"solid piece," early 14c., blok, blokke, "large solid piece of wood," usually with one or more plane faces, from Old French bloc "log, block" of wood (13c.), which is from a Germanic source such as Middle Dutch bloc "trunk of a tree," Old High German bloh (from PIE *bhlugo-, from *bhelg- "a thick plank, beam;" see balk (n.)).
The word was generalized by late 15c. to any solid piece. The meaning "solid mass of wood, the upper surface of which is used for some purpose" is from late 15c., originally the executioner's block where the condemned were beheaded. The meaning "stump where a slave stood to be sold at auction" is from 1842. The sense of "mold on which something is shaped, or placed to keep its shape," typically a hat or wig, is from 1570s; the meaning "head" (generally disparaging) is from 1630s, perhaps an extension of this. To knock (someone's) block off "thrash, beat" is by 1923.
The meaning "grooved pulley in a wooden case" (used to transmit power and change the direction of motion by means of a rope) is from c. 1400. Hence block and tackle (1825; see tackle (n.)). The meaning in city block is 1796, from the notion of a "compact mass" of buildings.
BLOCK. A term applied in America to a square mass of houses included between four streets. It is a very useful one. [Bartlett]
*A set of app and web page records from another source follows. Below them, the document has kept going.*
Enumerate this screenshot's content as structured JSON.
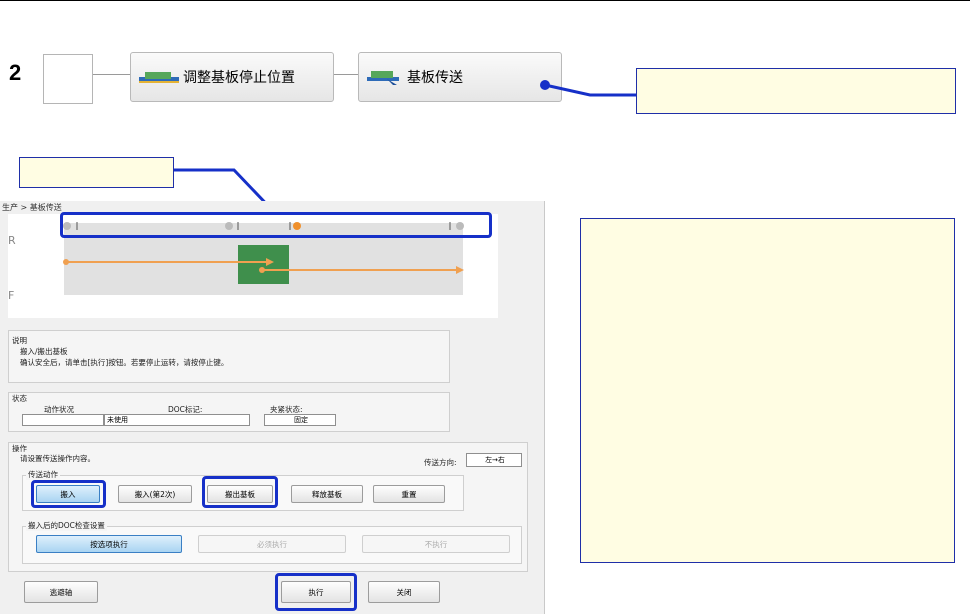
{
  "step": {
    "number": "2"
  },
  "toolbar": {
    "adjust_stop_label": "调整基板停止位置",
    "transfer_label": "基板传送"
  },
  "window": {
    "breadcrumb": "生产 > 基板传送",
    "rail_labels": {
      "rear": "R",
      "front": "F"
    },
    "description": {
      "title": "说明",
      "line1": "搬入/搬出基板",
      "line2": "确认安全后，请单击[执行]按钮。若要停止运转，请按停止键。"
    },
    "status": {
      "title": "状态",
      "action_label": "动作状况",
      "action_value": "",
      "doc_label": "DOC标记:",
      "doc_value": "未使用",
      "clamp_label": "夹紧状态:",
      "clamp_value": "固定"
    },
    "operation": {
      "title": "操作",
      "hint": "请设置传送操作内容。",
      "direction_label": "传送方向:",
      "direction_value": "左→右",
      "transfer_group": "传送动作",
      "buttons": [
        "搬入",
        "搬入(第2次)",
        "搬出基板",
        "释放基板",
        "重置"
      ],
      "doc_group": "搬入后的DOC检查设置",
      "doc_buttons": [
        "按选项执行",
        "必须执行",
        "不执行"
      ]
    },
    "footer": {
      "axis_button": "逃避轴",
      "execute_button": "执行",
      "close_button": "关闭"
    }
  },
  "colors": {
    "highlight": "#1630c8",
    "note_background": "#fffde3",
    "board_green": "#3f8f4c",
    "flow_orange": "#f0a050"
  }
}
Later of a portion of a city enclosed by streets, whether built up or not.
"obstruct, hinder passage from or to," 1590s, from French bloquer "to block, stop up," from Old French bloc "log, block of wood" (see block (n.1)). Compare Dutch blokkeren, German blockieren "to blockade." The sense in cricket is from 1772; in U.S. football, "stop or obstruct another player," from 1889. Related: Blocked; blocking.
updated on October 16, 2022